Originally, Cukor wanted British novelist Evelyn Waugh to write thescreenplay. When that didn't work out, he turned to John Collier, a notedauthor of bizarre short stories who had never written a film before.Keeping close to the spirit of MacKenzie's novel, he crafted a ramblingscreenplay that veered between comedy and tragedy freely in a manner thatwould anticipate the youth-oriented road films of the '60s and '70s. Healso explored the sexual ramifications of Hepburn's cross-dressing,including a scene in which an amorous maid (Dennie Moore) tries to seduceher and an otherwise heterosexual artist (Brian Aherne) finds himselffalling for the young "man."
But after taking a chance on the untried author, Cukor panicked and brought in two established screenwriters to tone down some of Collier's more outrageous ideas. Where Collier had startedthe film with Hepburn already pretending to be a boy, they added a sentimental prologue in which, while mourning her mother's death, she cuts off her hair to initiate the masquerade. They also created a new ending, tying together all of the film's plots in the final, rather confusing, 15minutes. Years later, the director would admit that he would have had abetter film had he stuck with Collier's original adaptation.
But all that was in the future. The film was shot on location in LaurelCanyon and along the Pacific coast north of Malibu, where Cukor had alsoshot the seaside scenes for David Copperfield earlier that year.For cast and crew, the location shoot was like an extended holiday, withafternoon tea breaks and long ocean swims. Cukor and Hepburn's personalcooks kept them eating well; they even competed to see who could producethe best meals. And they even enjoyed a surprise visit from Hughes, whowas smitten with Hepburn at the time (though later biographers wouldsuggest that he was also attracted to Grant). The only problem occurredwhen they tried to shoot a suicide scene for Natalie Paley, who playedAherne's rejected mistress. As scripted, Grant was supposed to rush intothe surf to save her, leading to a romance between the characters. Whenthe time came, however, Grant protested that the water was too cold.Frustrated with the delay, Hepburn dove into the water to save the woman,creating a scene that further played up the film's sexualconfusion.

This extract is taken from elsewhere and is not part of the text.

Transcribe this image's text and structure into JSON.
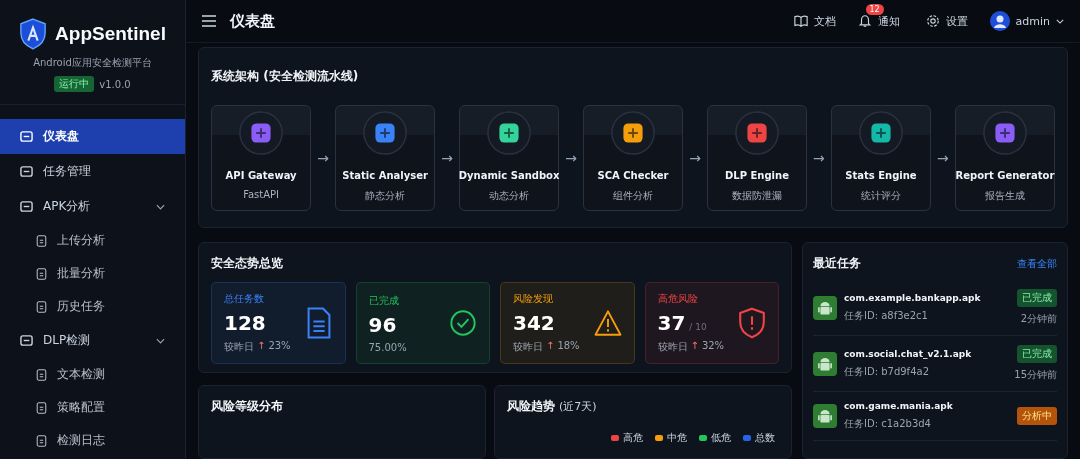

After the delightful shoot, the preview was like a cold blast of reality.The audience hated the film, hooting and jeering at it. Moreover, when theseductive maid kissed Hepburn, three quarters of the audience walked out.Afterwards, producer Pandro S. Berman was furious. Realizing they had aflop on their hands, Cukor and Hepburn begged him to destroy the film,offering to make another picture in its place for free. But he wasn'thaving any of that. He yelled, "I never want to see either of you again,"and stormed out. His threat held true where Cukor was concerned. Thedirector would never work at RKO again. Hepburn still had a contractthere, however, though later films would do little to repair the damagedone by Sylvia Scarlett. Within a few years, she left Hollywood afailure, branded "box office poison" by exhibitors. Although the filmwould eventually win a devoted cult audience, it has yet to show a profiton its $1 million budget.
Producer: Pandro S. Berman

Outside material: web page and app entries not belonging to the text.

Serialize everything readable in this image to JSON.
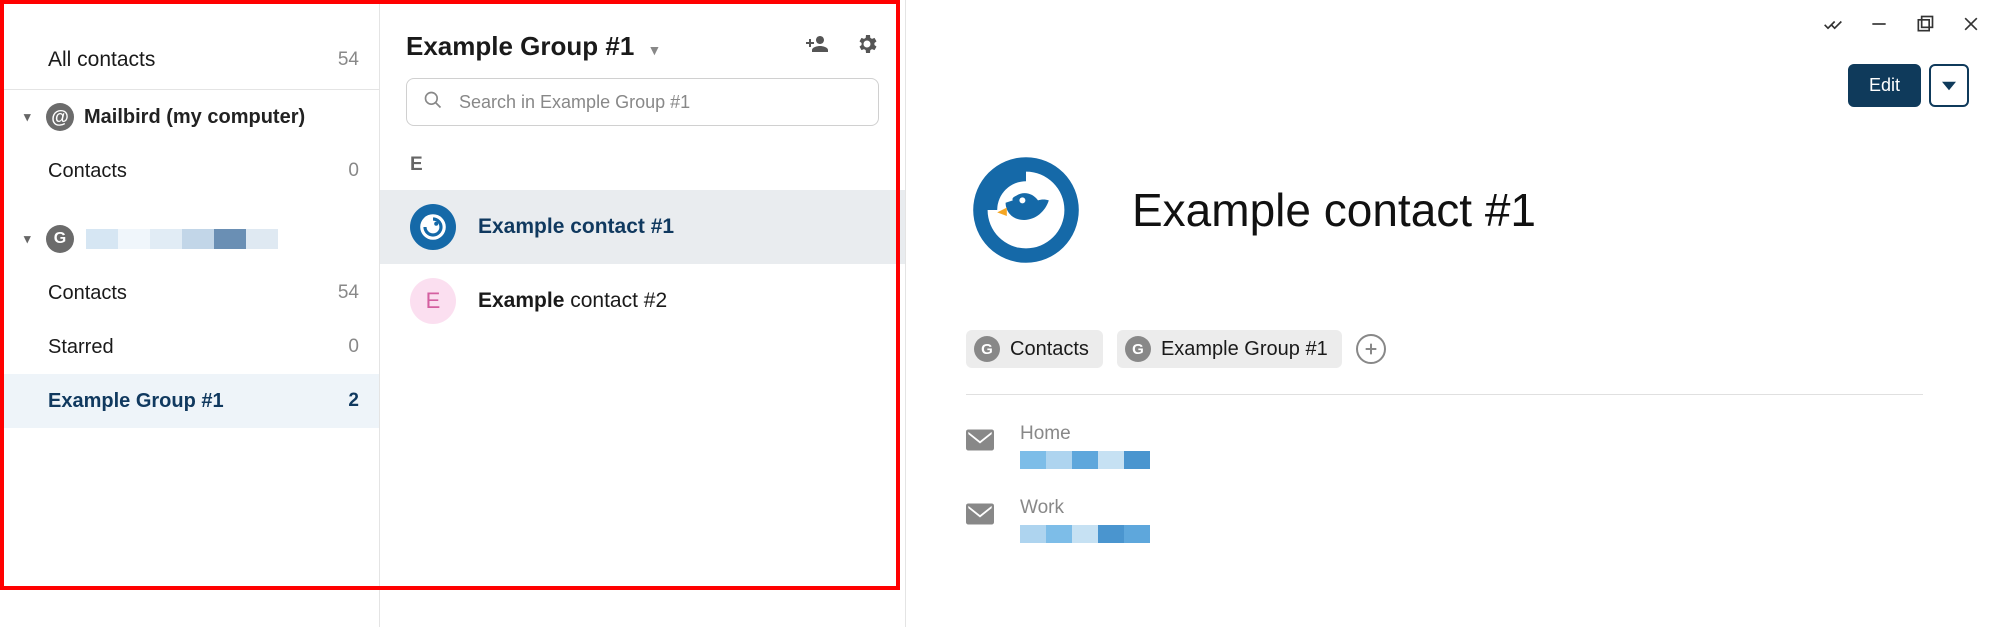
{
  "sidebar": {
    "all_label": "All contacts",
    "all_count": "54",
    "accounts": [
      {
        "name": "Mailbird (my computer)",
        "icon": "mailbird",
        "items": [
          {
            "label": "Contacts",
            "count": "0"
          }
        ]
      },
      {
        "name": "",
        "icon": "google",
        "redacted": true,
        "items": [
          {
            "label": "Contacts",
            "count": "54"
          },
          {
            "label": "Starred",
            "count": "0"
          },
          {
            "label": "Example Group #1",
            "count": "2",
            "active": true
          }
        ]
      }
    ]
  },
  "list": {
    "group_title": "Example Group #1",
    "search_placeholder": "Search in Example Group #1",
    "section_letter": "E",
    "items": [
      {
        "match": "Example contact",
        "rest": " #1",
        "avatar": "bird",
        "active": true
      },
      {
        "match": "Example",
        "rest": " contact #2",
        "avatar": "E"
      }
    ]
  },
  "detail": {
    "edit_label": "Edit",
    "name": "Example contact #1",
    "tags": [
      {
        "label": "Contacts"
      },
      {
        "label": "Example Group #1"
      }
    ],
    "fields": [
      {
        "label": "Home"
      },
      {
        "label": "Work"
      }
    ]
  }
}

Director: George Cukor
Screenplay: John Collier, Gladys Unger, Mortimer Offner
Based on the Novel The Early Life and Adventures of Sylvia Scarlettby Compton MacKenzie
Cinematography: Joseph August

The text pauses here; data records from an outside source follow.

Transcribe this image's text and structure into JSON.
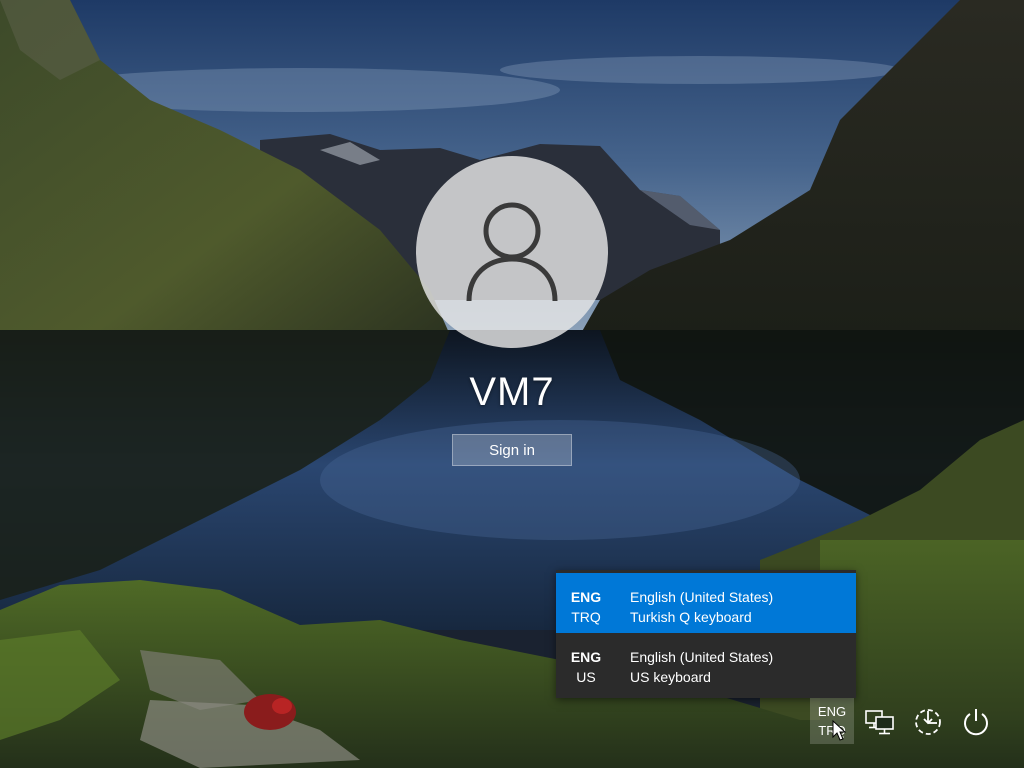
{
  "user": {
    "name": "VM7",
    "signin_label": "Sign in"
  },
  "language_menu": {
    "items": [
      {
        "lang_code": "ENG",
        "layout_code": "TRQ",
        "language": "English (United States)",
        "layout": "Turkish Q keyboard",
        "selected": true
      },
      {
        "lang_code": "ENG",
        "layout_code": "US",
        "language": "English (United States)",
        "layout": "US keyboard",
        "selected": false
      }
    ]
  },
  "tray": {
    "lang_code": "ENG",
    "layout_code": "TRQ",
    "network_icon": "network-icon",
    "ease_of_access_icon": "ease-of-access-icon",
    "power_icon": "power-icon"
  },
  "colors": {
    "accent": "#0078d7",
    "menu_bg": "#2b2b2b"
  }
}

Art Direction: Van Nest Polglase, Sturges Carne
Music: Roy Webb
Principal Cast: Katharine Hepburn (Sylvia Scarlett),Cary Grant (JimmyMonkley), Brian Aherne (Michael Fane), Edmund Gwenn (Henry Scarlett),Natalie Paley (Lily), Dennie Moore (Maudie Titt).
BW-95m. Closed captioning.
by Frank Miller